As a Hollywood producer, Frank Marshall’s movies have garnered hundreds of millions of dollars since he began investing in the industry in the early 1970’s.
From “Gremlins” to “Back to the Future” to the entire “Indiana Jones” franchise, Marshall has had his hand on some of the most successful films of the last 30 years.
Most recently, he produced the “Bourne” trilogy, which started with “Identity” in 2002 and ended with “Ultimatum” in 2007. His next projects are the “Spiderwick Chronicles” slated for a February 2008 release and the highly anticipated fourth installment of “Indiana Jones.”
During a phone interview with me, Marshall talked about a possible fourth film for “Bourne,” learning from critical and box office flops, and why actor Shia LaBeouf (“Transformers”) is the next big star in Hollywood.
After five years, are you sad to see the Bourne trilogy come to an end?
I think it was our goal to wrap everything up in a satisfying way and I think we got there. On the other hand, we kind of left the door open for a fourth if we can come up with a story.

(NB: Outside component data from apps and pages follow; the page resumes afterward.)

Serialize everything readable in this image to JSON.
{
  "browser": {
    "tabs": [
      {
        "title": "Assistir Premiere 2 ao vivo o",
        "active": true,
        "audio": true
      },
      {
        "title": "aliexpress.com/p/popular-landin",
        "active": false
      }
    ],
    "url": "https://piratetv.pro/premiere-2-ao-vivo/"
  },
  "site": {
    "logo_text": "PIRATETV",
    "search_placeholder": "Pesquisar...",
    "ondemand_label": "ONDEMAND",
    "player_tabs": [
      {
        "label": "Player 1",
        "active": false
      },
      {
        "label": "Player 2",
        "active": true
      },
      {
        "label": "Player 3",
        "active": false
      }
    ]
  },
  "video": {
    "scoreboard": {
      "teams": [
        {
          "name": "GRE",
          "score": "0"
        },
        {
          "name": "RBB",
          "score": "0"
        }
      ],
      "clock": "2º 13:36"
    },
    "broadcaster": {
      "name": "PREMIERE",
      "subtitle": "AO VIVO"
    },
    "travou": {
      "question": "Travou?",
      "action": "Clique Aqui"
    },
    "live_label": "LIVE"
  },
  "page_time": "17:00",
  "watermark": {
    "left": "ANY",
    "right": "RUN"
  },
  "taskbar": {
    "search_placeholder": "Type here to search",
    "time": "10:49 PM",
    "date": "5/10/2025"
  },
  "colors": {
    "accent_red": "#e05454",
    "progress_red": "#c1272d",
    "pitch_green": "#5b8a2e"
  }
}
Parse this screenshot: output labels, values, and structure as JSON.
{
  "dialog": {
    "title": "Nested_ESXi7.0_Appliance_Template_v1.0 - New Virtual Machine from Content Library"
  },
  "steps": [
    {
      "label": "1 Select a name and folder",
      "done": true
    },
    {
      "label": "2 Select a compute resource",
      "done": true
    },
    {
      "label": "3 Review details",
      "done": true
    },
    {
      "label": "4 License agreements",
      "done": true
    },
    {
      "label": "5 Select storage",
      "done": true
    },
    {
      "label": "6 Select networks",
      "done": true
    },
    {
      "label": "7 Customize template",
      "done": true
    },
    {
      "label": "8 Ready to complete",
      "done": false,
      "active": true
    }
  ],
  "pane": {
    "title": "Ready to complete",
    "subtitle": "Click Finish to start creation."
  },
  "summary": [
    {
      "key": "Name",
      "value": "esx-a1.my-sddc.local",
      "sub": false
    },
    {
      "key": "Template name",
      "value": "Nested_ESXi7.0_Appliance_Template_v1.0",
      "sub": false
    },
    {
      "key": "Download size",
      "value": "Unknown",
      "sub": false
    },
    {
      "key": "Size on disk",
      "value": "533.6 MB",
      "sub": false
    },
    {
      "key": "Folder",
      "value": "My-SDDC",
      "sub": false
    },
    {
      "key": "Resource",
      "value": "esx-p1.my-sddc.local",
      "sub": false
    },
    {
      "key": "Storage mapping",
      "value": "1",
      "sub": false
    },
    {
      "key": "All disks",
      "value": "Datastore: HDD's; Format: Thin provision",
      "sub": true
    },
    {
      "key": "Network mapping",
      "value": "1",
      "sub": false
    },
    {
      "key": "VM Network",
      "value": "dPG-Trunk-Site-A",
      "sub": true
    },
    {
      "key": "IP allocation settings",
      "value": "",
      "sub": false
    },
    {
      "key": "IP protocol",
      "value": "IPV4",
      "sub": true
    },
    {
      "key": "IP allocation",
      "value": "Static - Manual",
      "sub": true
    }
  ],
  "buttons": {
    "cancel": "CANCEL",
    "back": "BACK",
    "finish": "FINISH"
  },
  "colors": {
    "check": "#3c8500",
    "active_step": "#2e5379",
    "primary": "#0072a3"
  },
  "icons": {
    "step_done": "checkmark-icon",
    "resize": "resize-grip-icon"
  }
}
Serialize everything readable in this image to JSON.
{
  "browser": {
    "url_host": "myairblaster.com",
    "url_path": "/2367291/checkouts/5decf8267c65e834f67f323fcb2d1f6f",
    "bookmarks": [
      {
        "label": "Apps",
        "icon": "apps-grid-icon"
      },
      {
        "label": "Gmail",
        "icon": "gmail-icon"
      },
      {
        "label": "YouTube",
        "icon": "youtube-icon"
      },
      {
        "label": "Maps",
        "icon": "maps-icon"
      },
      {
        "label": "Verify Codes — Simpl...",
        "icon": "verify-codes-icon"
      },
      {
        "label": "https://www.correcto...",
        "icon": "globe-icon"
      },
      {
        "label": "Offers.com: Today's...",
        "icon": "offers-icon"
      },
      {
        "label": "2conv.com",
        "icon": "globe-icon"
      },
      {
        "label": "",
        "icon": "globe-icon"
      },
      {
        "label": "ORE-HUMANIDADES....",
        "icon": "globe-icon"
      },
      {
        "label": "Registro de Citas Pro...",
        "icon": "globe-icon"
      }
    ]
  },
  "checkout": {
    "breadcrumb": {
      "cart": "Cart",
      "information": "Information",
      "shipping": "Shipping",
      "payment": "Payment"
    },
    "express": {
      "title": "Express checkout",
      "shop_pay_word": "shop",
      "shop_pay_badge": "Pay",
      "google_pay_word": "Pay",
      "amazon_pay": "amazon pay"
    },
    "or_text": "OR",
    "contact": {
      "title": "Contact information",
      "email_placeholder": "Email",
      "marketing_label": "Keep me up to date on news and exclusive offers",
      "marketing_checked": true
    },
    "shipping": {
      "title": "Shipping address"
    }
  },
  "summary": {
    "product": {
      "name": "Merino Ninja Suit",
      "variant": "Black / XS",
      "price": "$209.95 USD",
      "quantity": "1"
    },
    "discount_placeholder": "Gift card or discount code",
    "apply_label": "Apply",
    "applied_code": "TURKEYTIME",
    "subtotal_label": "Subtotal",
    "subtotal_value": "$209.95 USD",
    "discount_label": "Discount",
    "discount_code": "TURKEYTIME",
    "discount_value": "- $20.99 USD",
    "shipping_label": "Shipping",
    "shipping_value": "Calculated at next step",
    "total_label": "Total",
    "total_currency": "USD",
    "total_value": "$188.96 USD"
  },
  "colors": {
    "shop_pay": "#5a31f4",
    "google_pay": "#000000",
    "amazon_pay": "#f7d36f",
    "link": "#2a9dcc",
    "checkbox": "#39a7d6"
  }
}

“The Bourne Ultimatum” had a budget of $110 million and surpassed that by bringing in $227 at the U.S. box office. As a producer, are you on set counting up each car explosion and adding how much the production is spending?
Yeah, I believe as a producer it’s my job to oversee things and also problem-solve. I like to be on the set. I really enjoy the filmmaking process and being amongst all the explosions.
As a producer, do critical flops hurt just as much as box office flops?
I think we take it all personal. We all start out wanting to make a good movie. No one starts off to make movies that don’t work. But things happen along the way and sometimes that happens. You just have to learn something from [the flops] and move on.
You’ve produced a lot of work adapted from other sources. What are your thoughts on original work? Is it just hard to find quality work written solely for the screen?
Yeah, it’s really difficult to find. Those original ideas are too few and far between. But when they do come around you notice them and they can be a gem.
Do you think Hollywood has gone a little overboard with the adaptation of things? I mean, I can understand novels and short stories, but video games?
Yes. I am also very hesitant to remake things. I like new stories. Trying to make a movie out of a game, it’s kind of going the wrong way. I’d rather see the game come out of the movie.
Earlier in their careers you’ve worked with people like Tom Hanks, Josh Brolin, Christian Bale – all of whom are huge actors right now. How do you feel watching these actors now knowing that you knew them before they made a name for themselves?
I think its great. They’ve obviously worked hard and deserve all the accolades they’re getting. When I worked with Christian Bale back when he was around 10 (in “Empire of the Sun”), I could see that he had talent; same for Henry Thomas (“E.T.”). It’s just wonderful to see these kids grow up to be great actors.
Can you see anyone right now that you are working with that could fall under that same category and be something big in a few years?
Shia LaBeouf. He’s extremely talented. He’s great in “Indiana Jones” and he’s going to go on and have a great career.